▸ DATA SECTION:
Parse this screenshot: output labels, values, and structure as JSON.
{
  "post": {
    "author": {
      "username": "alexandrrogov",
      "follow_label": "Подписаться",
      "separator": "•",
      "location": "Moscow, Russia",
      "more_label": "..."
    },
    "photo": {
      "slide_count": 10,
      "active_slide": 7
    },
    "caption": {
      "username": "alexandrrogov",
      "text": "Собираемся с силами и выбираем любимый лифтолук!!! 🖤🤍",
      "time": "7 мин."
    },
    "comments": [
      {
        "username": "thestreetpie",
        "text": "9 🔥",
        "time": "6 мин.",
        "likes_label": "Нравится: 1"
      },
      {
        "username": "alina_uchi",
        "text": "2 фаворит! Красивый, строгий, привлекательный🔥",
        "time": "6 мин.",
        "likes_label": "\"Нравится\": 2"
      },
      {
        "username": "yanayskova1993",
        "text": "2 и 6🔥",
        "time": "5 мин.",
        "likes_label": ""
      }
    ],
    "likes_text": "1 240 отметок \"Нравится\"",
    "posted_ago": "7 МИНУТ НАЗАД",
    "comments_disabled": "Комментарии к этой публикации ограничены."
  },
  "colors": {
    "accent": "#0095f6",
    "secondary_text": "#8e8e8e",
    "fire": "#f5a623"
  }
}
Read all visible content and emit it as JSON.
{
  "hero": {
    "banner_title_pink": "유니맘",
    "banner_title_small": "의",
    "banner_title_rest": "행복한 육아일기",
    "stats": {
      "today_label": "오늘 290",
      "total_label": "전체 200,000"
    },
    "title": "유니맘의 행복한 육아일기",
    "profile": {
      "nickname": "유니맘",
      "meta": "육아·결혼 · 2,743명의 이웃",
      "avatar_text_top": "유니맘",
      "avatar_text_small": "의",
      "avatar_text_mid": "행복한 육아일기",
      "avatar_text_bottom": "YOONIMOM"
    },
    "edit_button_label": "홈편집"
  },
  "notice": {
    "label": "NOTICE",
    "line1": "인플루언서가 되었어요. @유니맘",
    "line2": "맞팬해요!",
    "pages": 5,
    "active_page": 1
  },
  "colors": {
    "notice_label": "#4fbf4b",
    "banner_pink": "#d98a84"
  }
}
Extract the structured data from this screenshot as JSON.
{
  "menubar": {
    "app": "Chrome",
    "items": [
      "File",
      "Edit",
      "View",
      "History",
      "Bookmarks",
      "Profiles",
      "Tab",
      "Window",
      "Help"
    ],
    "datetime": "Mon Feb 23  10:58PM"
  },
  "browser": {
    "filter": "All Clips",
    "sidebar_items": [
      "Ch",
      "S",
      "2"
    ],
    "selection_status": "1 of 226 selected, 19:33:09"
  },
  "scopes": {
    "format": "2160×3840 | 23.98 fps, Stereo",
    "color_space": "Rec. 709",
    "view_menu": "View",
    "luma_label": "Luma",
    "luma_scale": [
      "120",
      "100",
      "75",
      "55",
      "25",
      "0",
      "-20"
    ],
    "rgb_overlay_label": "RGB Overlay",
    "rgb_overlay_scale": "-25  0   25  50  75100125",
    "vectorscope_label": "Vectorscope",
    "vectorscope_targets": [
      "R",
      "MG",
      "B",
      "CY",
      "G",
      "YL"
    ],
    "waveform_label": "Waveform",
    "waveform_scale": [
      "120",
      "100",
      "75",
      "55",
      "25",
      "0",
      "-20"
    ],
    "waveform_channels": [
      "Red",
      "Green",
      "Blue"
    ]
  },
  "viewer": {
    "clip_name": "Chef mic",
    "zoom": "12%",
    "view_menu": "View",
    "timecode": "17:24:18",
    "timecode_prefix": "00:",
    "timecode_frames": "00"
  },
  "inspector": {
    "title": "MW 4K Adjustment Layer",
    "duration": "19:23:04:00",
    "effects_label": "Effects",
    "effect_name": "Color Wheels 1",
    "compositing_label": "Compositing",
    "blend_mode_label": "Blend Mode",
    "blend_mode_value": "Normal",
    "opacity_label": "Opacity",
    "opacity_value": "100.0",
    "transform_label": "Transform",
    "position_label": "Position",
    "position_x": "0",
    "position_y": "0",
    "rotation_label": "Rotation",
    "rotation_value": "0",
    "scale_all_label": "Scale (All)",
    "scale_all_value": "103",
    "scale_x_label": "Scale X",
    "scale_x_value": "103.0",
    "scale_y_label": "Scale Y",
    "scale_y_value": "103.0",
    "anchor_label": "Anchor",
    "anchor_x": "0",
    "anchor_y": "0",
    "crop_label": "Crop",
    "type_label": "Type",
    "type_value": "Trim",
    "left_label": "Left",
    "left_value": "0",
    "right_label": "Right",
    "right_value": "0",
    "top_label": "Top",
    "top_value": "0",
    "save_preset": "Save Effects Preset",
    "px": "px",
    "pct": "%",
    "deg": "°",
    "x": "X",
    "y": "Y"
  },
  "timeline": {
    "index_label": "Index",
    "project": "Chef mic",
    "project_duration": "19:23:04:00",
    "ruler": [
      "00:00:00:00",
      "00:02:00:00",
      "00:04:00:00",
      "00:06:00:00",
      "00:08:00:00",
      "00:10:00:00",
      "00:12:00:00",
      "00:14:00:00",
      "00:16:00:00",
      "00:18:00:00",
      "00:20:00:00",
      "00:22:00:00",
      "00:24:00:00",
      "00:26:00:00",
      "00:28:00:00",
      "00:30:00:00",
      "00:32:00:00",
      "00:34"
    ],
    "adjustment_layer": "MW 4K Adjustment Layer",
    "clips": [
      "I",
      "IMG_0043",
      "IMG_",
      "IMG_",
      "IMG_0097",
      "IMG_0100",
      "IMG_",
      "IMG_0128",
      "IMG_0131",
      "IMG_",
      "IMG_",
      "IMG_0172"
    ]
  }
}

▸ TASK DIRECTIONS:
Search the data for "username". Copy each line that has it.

▸ RESPONSE BELOW:
      "username": "alexandrrogov",
      "username": "alexandrrogov",
        "username": "thestreetpie",
        "username": "alina_uchi",
        "username": "yanayskova1993",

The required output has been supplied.